Work task:
Your task is to gather the lines below that hold the string "icon".

Input material:
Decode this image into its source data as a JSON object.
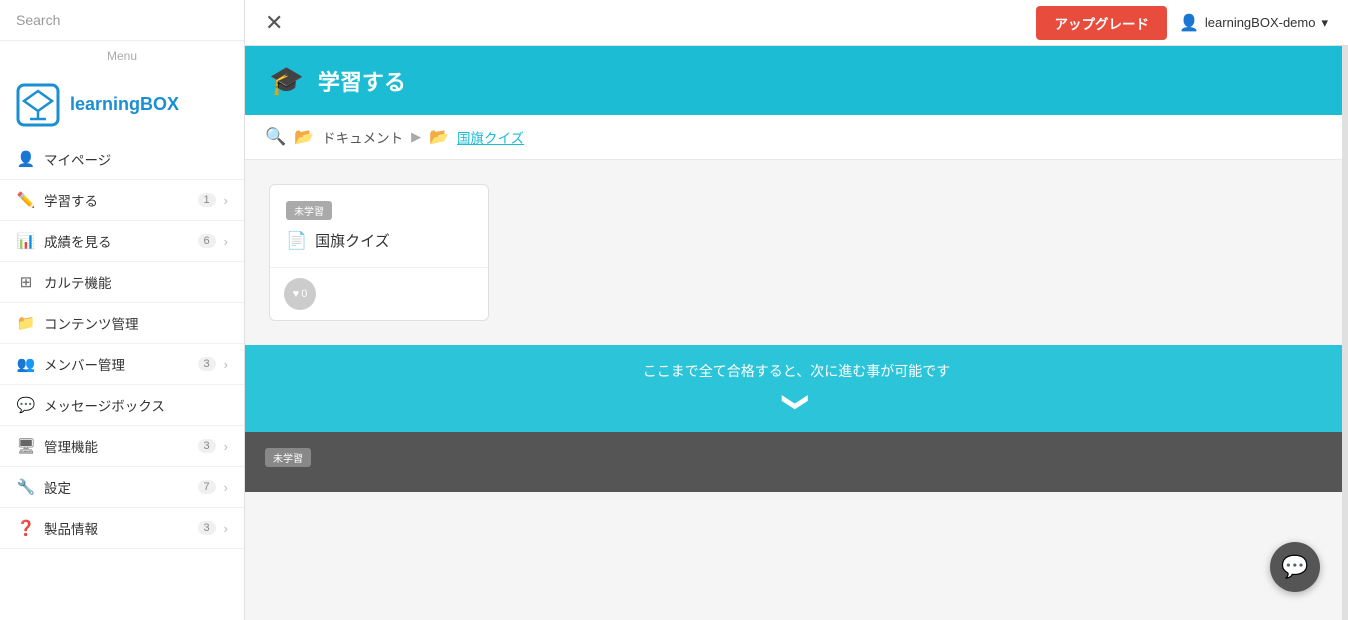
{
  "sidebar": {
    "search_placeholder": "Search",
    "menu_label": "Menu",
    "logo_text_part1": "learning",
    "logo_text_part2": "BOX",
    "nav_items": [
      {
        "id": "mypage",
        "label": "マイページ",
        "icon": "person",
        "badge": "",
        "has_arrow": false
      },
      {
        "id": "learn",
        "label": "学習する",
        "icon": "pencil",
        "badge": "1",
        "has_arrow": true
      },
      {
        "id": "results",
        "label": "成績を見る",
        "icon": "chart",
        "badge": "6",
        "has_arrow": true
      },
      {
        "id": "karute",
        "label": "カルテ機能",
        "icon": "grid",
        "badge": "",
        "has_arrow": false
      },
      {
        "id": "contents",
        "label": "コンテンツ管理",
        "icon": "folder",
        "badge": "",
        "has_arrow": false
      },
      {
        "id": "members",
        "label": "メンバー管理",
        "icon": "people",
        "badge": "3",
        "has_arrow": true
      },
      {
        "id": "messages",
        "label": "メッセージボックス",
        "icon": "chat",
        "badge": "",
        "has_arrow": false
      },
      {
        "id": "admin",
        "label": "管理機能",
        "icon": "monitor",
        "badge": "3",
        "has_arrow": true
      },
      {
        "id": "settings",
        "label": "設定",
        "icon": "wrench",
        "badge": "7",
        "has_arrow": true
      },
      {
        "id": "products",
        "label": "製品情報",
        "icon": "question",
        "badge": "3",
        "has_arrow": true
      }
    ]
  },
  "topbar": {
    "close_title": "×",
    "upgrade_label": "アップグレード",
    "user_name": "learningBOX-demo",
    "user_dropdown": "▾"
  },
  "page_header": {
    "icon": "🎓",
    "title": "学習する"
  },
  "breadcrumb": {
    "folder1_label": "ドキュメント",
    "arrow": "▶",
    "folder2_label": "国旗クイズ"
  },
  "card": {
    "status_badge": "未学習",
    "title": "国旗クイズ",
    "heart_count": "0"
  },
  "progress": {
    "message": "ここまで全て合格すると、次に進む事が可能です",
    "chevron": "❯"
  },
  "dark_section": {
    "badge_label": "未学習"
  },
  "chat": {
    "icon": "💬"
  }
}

Solution to the problem:
        "icon": "person",
        "icon": "pencil",
        "icon": "chart",
        "icon": "grid",
        "icon": "folder",
        "icon": "people",
        "icon": "chat",
        "icon": "monitor",
        "icon": "wrench",
        "icon": "question",
    "icon": "🎓",
    "icon": "💬"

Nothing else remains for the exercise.